    And then there’s the strong, unnerving sense I have that Satan fell not just because of his own (Extensive) faults, but because none of us could ever experience the glory of redemption if there was nothing to be redeemed from. Triumph, and glory cannot be felt without sin to triumph over, or in the future….remember.

    I don’t think anyone can really answer any of these questions. I definitely can’t. But I think some form of this question haunts a whole lot of people, and that while becoming God and hating God over it is pointless…It needs to be given the depth of examination it deserves. The question is like a plague, or a poison, to someone I love very much, and so I cannot discard it.
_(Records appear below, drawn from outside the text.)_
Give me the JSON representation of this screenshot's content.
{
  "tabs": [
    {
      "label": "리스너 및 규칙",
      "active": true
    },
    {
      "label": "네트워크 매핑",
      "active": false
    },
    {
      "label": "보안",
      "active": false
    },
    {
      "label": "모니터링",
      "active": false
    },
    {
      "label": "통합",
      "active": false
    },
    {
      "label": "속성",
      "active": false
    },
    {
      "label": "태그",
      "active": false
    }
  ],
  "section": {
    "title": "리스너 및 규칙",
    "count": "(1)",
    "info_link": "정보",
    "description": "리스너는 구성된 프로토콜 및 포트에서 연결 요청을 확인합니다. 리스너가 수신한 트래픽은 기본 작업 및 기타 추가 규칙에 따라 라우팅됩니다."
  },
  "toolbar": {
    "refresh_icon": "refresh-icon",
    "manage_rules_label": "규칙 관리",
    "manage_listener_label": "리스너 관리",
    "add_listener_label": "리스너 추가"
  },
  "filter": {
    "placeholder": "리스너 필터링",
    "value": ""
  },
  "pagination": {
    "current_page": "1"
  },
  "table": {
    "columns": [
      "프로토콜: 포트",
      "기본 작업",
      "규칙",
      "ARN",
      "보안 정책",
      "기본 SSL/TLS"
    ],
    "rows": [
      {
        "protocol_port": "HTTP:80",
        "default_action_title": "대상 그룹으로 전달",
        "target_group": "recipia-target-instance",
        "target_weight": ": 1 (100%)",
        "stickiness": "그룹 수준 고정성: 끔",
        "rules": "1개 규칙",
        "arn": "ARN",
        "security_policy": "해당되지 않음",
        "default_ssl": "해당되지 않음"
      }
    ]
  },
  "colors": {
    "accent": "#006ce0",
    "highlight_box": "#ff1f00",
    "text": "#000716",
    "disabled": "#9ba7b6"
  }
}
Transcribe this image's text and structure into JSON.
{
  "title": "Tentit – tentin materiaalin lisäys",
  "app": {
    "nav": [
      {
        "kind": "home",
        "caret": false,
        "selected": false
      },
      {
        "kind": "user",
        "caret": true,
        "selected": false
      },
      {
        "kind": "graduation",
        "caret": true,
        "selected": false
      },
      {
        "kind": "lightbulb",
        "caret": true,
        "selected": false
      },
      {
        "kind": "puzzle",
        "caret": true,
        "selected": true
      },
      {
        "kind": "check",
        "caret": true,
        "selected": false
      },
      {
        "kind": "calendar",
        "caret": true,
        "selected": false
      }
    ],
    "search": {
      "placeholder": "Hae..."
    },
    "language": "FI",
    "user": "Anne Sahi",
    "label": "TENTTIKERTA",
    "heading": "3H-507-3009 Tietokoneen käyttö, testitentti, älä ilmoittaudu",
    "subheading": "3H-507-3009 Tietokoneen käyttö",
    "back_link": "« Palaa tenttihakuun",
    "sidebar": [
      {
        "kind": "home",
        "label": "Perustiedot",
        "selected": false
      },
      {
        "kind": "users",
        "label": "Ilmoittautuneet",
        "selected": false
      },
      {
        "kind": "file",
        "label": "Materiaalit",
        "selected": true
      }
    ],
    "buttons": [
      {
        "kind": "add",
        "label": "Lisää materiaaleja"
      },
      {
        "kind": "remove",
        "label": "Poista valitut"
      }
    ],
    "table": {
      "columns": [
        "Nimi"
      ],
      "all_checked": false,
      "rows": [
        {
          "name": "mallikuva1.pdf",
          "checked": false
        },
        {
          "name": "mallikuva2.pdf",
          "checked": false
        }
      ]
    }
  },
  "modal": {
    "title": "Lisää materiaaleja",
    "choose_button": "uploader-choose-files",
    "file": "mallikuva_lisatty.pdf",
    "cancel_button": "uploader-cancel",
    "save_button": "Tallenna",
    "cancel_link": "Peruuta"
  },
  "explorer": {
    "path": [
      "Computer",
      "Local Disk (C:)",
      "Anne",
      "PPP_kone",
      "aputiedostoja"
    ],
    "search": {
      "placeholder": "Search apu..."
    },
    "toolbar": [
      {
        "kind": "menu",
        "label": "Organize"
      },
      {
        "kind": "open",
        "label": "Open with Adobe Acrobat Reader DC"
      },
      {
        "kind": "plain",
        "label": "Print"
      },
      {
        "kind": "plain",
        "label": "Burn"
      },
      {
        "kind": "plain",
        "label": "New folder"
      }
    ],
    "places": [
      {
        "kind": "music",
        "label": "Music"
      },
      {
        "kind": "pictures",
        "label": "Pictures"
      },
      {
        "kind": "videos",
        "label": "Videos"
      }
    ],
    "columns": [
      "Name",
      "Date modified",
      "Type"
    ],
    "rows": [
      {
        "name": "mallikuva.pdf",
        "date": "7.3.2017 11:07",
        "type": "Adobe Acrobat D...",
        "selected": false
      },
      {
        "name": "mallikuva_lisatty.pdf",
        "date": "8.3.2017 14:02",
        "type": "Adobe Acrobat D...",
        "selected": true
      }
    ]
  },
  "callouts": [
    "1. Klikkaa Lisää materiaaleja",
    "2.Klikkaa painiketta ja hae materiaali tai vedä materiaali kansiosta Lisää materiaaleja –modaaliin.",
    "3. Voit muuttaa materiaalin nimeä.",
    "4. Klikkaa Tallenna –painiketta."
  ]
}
    1. Thanks for sharing, as usual. No need for apologies – your comments are always welcome, and indeed, I love it when I see a notification that you’ve left something for us!

      I agree that it’s difficult for us to answer these questions. For a lot of them, we simply cannot. We can speculate. And if we do, we might take scripture to guide our speculations, and to ruminate about why things have occurred. The funny thing is, even if we don’t know the answer, or we come to the “wrong” conclusion, God can still use our search to bring him toward him.

      Job is a good example – it tells us a lot of things. We see the suffering of Job, and it reminds me of a couple of things that, being completely honest here, is easier for me to see from afar and discuss than accept if I was in the situation, which are that 1) he is human, and our separation from God is so immense that if God were to completely go our of his character and torture us for only his pleasure, we cannot say anything, for we are his clay, and 2) Job is a sinner, as are we all, and our sins ultimately mean eternal separation from God – our suffering here is in large part due to our condition, and becomes an unfortunate foretaste of what hell is like.

      Those are part of the lessons of Job that we are to take away, I think. In this day and age, we have a habit of bringing God to human-level, to judge him as human rather than divine, not only as we judge his actions, as if God makes a wager in jealousy or haste, but also in feeling like we know everything about God. I’m certain of this – there’s more to Job than what’s told in the words. If Job’s temporary suffering was vital in bringing untold people to Heaven with him rather than to an eternity in hell, through a plan we’ve never conceived, how then would we consider the story?

Leave a Reply